# Exercise aim
List each line of the data that holds the string "this".

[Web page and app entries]
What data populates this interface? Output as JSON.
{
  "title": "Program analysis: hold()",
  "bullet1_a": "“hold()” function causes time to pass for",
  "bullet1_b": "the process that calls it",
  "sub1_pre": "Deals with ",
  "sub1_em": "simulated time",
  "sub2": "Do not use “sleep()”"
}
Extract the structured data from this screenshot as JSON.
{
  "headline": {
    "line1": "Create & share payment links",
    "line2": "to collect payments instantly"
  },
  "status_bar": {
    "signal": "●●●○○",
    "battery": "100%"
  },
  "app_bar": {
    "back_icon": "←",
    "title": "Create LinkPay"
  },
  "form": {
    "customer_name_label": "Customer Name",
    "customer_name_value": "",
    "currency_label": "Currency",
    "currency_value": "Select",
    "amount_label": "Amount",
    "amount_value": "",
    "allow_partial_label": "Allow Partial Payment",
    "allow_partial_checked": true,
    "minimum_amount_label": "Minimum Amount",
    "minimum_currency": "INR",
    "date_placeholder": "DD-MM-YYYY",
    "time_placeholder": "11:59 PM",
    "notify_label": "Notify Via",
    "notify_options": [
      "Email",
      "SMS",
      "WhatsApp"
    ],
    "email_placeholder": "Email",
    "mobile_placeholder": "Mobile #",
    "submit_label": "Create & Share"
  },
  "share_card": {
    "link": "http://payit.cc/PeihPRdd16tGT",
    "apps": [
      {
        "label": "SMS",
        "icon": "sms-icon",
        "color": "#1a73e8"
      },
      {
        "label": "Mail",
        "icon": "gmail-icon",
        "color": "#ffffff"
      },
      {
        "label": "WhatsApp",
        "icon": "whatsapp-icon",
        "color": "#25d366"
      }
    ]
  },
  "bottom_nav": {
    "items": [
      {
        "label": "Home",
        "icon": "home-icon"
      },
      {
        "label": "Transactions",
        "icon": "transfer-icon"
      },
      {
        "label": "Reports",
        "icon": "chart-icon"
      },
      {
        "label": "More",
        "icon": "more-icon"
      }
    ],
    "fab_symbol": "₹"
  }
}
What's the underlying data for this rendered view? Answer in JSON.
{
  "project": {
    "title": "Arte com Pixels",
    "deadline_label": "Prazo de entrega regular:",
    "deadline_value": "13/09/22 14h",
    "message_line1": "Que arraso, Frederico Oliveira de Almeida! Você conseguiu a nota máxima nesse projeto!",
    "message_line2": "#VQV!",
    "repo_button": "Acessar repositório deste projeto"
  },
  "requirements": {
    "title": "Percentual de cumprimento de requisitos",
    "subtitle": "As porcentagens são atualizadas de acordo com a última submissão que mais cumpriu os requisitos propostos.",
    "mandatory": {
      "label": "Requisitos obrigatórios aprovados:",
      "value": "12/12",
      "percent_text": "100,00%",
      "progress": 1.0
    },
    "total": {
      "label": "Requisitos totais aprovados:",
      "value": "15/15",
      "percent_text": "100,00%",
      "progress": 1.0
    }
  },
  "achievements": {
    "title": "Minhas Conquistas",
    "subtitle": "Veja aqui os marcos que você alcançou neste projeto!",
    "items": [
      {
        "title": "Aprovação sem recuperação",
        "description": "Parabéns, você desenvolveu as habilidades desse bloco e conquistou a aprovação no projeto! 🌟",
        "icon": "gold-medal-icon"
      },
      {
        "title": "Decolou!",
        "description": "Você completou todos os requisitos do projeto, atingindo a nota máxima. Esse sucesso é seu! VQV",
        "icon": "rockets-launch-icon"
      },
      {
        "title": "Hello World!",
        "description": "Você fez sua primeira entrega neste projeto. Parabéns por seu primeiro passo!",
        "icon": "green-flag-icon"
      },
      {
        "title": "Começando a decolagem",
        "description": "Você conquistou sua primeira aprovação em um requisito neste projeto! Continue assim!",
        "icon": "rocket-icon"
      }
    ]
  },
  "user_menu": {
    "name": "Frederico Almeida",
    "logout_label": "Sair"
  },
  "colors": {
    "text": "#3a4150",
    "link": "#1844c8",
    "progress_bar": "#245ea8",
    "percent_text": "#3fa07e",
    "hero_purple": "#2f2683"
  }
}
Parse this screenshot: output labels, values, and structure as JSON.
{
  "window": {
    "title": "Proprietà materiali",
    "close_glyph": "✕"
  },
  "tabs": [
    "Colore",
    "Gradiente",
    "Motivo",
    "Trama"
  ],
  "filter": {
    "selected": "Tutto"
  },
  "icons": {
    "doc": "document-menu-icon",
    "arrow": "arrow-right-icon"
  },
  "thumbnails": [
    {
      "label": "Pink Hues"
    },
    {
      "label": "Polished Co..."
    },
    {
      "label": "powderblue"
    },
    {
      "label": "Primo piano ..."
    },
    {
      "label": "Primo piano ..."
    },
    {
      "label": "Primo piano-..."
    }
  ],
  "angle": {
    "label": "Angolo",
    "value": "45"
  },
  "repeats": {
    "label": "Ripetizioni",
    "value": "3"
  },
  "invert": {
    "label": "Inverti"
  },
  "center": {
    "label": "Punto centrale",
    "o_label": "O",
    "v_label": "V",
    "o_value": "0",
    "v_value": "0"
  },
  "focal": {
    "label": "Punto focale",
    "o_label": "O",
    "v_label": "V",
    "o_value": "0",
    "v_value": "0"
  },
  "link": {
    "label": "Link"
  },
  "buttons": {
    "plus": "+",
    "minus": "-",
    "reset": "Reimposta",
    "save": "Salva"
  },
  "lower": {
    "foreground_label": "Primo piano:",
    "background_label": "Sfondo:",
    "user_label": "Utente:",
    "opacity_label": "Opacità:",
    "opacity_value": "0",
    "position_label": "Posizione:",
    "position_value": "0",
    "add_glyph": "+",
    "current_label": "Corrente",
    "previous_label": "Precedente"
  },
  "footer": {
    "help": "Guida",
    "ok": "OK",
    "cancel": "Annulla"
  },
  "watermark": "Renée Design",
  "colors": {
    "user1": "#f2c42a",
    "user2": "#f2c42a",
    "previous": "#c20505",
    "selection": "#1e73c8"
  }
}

# Output below
What data populates this interface? Output as JSON.
Extract the structured data from this screenshot as JSON.
What's the underlying data for this rendered view? Answer in JSON.
Parse this screenshot: output labels, values, and structure as JSON.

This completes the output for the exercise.